What is bad about all terror is when it is attached to religious and political abstractions and reductive myths that keep veering away from history and sense. This is where the secular consciousness has to try to make itself felt, whether in the US or in the Middle East. No cause, no God, no abstract idea can justify the mass slaughter of innocents, most particularly when only a small group of people are in charge of such actions and feel themselves to represent the cause without having a real mandate to do so.
Besides, much as it has been quarrelled over by Muslims, there isn't a single Islam: there are Islams, just as there are Americas. This diversity is true of all traditions, religions or nations even though some of their adherents have futiley tried to draw boundaries around themselves and pin their creeds down neatly. Yet history is far more complex and contradictory than to be represented by demagogues who are much less representative than either their followers or opponents claim. The trouble with religious or moral fundamentalists is that today their primitive ideas of revolution and resistance, including a willingness to kill and be killed, seem all too easily attached to technological sophistication and what appear to be gratifying acts of horrifying retaliation. The New York and Washington suicide bombers seem to have been middle-class, educated men, not poor refugees. Instead of getting a wise leadership that stresses education, mass mobilisation and patient organisation in the service of a cause, the poor and the desperate are often conned into the magical thinking and quick bloody solutions that such appalling models pro vide, wrapped in lying religious claptrap.
On the other hand, immense military and economic power are no guarantee of wisdom or moral vision. Sceptical and humane voices have been largely unheard in the present crisis, as 'America' girds itself for a long war to be fought somewhere out there, along with allies who have been pressed into service on very uncertain grounds and for imprecise ends. We need to step back from the imaginary thresholds that separate people from each other and re-examine the labels, reconsider the limited resources available, decide to share our fates with each other as cultures mostly have done, despite the bellicose cries and creeds.

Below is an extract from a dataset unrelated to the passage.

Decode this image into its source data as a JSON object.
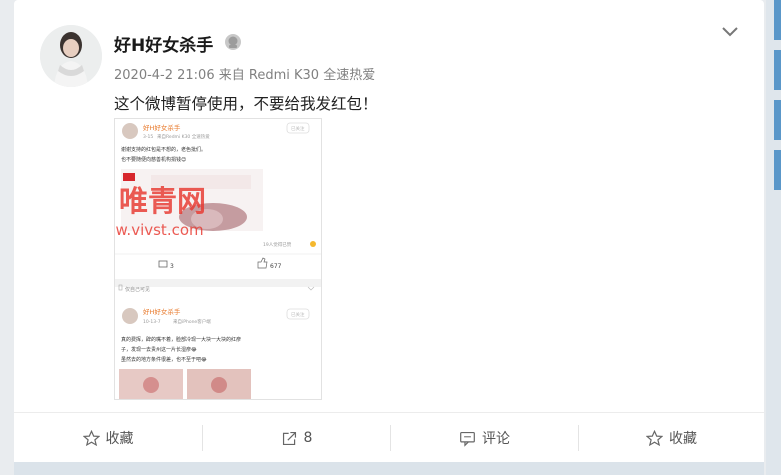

'Islam' and 'the West' are simply inadequate as banners to follow blindly. Some will run behind them, but for future generations to condemn
themselves to prolonged war and suffering without so much as a critical pause, without looking at interdependent histories of injustice and oppression, without trying for common emancipation and mutual enlightenment seems far more wilful than necessary. Demonisation of the Other is not a sufficient basis for any kind of decent politics, certainly not now when the roots of terror in injustice can be addressed, and the terrorists isolated, deterred or put out of business. It takes patience and education, but is more worth the investment than still greater levels of large-scale violence and suffering.